## YOUR INSTRUCTIONS
All entries that follow are to be written out verbatim.

Interface dataset entries:

**********

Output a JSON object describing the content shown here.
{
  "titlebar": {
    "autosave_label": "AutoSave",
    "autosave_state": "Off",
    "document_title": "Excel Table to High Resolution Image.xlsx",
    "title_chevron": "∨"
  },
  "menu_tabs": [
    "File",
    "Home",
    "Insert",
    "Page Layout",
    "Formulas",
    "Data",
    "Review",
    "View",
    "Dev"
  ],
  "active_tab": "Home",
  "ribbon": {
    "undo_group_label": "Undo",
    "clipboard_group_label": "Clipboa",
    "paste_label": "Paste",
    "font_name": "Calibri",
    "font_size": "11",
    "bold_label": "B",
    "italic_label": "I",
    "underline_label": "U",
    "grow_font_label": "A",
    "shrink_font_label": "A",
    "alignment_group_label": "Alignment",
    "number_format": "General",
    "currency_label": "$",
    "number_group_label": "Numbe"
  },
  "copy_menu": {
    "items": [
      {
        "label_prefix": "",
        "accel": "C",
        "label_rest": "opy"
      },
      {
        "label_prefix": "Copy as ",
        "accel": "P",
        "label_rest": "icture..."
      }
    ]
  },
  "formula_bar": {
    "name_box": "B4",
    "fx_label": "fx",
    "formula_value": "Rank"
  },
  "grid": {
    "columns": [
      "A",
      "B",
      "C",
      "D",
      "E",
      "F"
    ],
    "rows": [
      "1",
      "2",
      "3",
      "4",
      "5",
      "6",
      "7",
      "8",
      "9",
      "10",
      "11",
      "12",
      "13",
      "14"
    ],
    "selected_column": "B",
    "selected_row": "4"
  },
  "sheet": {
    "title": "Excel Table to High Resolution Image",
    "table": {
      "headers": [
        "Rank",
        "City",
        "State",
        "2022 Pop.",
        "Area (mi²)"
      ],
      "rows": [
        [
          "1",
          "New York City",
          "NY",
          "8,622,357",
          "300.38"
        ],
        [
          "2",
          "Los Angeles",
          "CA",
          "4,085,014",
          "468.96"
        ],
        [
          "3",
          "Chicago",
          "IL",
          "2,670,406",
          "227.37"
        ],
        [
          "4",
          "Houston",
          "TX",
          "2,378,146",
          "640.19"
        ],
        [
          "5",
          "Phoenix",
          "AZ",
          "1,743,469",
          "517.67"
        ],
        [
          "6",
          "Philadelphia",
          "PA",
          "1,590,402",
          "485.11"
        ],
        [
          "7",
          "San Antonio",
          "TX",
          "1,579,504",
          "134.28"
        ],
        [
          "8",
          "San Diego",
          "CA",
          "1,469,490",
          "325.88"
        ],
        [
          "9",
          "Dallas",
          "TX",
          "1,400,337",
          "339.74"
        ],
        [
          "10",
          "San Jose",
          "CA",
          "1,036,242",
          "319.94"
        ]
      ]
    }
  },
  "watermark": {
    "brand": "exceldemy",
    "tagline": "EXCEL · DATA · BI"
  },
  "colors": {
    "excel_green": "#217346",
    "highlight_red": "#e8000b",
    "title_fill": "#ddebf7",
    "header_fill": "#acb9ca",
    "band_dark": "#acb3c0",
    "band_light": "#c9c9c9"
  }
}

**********

## RESULT OF THE EXERCISE
Output a JSON object describing the content shown here.
{
  "titlebar": {
    "autosave_label": "AutoSave",
    "autosave_state": "Off",
    "document_title": "Excel Table to High Resolution Image.xlsx",
    "title_chevron": "∨"
  },
  "menu_tabs": [
    "File",
    "Home",
    "Insert",
    "Page Layout",
    "Formulas",
    "Data",
    "Review",
    "View",
    "Dev"
  ],
  "active_tab": "Home",
  "ribbon": {
    "undo_group_label": "Undo",
    "clipboard_group_label": "Clipboa",
    "paste_label": "Paste",
    "font_name": "Calibri",
    "font_size": "11",
    "bold_label": "B",
    "italic_label": "I",
    "underline_label": "U",
    "grow_font_label": "A",
    "shrink_font_label": "A",
    "alignment_group_label": "Alignment",
    "number_format": "General",
    "currency_label": "$",
    "number_group_label": "Numbe"
  },
  "copy_menu": {
    "items": [
      {
        "label_prefix": "",
        "accel": "C",
        "label_rest": "opy"
      },
      {
        "label_prefix": "Copy as ",
        "accel": "P",
        "label_rest": "icture..."
      }
    ]
  },
  "formula_bar": {
    "name_box": "B4",
    "fx_label": "fx",
    "formula_value": "Rank"
  },
  "grid": {
    "columns": [
      "A",
      "B",
      "C",
      "D",
      "E",
      "F"
    ],
    "rows": [
      "1",
      "2",
      "3",
      "4",
      "5",
      "6",
      "7",
      "8",
      "9",
      "10",
      "11",
      "12",
      "13",
      "14"
    ],
    "selected_column": "B",
    "selected_row": "4"
  },
  "sheet": {
    "title": "Excel Table to High Resolution Image",
    "table": {
      "headers": [
        "Rank",
        "City",
        "State",
        "2022 Pop.",
        "Area (mi²)"
      ],
      "rows": [
        [
          "1",
          "New York City",
          "NY",
          "8,622,357",
          "300.38"
        ],
        [
          "2",
          "Los Angeles",
          "CA",
          "4,085,014",
          "468.96"
        ],
        [
          "3",
          "Chicago",
          "IL",
          "2,670,406",
          "227.37"
        ],
        [
          "4",
          "Houston",
          "TX",
          "2,378,146",
          "640.19"
        ],
        [
          "5",
          "Phoenix",
          "AZ",
          "1,743,469",
          "517.67"
        ],
        [
          "6",
          "Philadelphia",
          "PA",
          "1,590,402",
          "485.11"
        ],
        [
          "7",
          "San Antonio",
          "TX",
          "1,579,504",
          "134.28"
        ],
        [
          "8",
          "San Diego",
          "CA",
          "1,469,490",
          "325.88"
        ],
        [
          "9",
          "Dallas",
          "TX",
          "1,400,337",
          "339.74"
        ],
        [
          "10",
          "San Jose",
          "CA",
          "1,036,242",
          "319.94"
        ]
      ]
    }
  },
  "watermark": {
    "brand": "exceldemy",
    "tagline": "EXCEL · DATA · BI"
  },
  "colors": {
    "excel_green": "#217346",
    "highlight_red": "#e8000b",
    "title_fill": "#ddebf7",
    "header_fill": "#acb9ca",
    "band_dark": "#acb3c0",
    "band_light": "#c9c9c9"
  }
}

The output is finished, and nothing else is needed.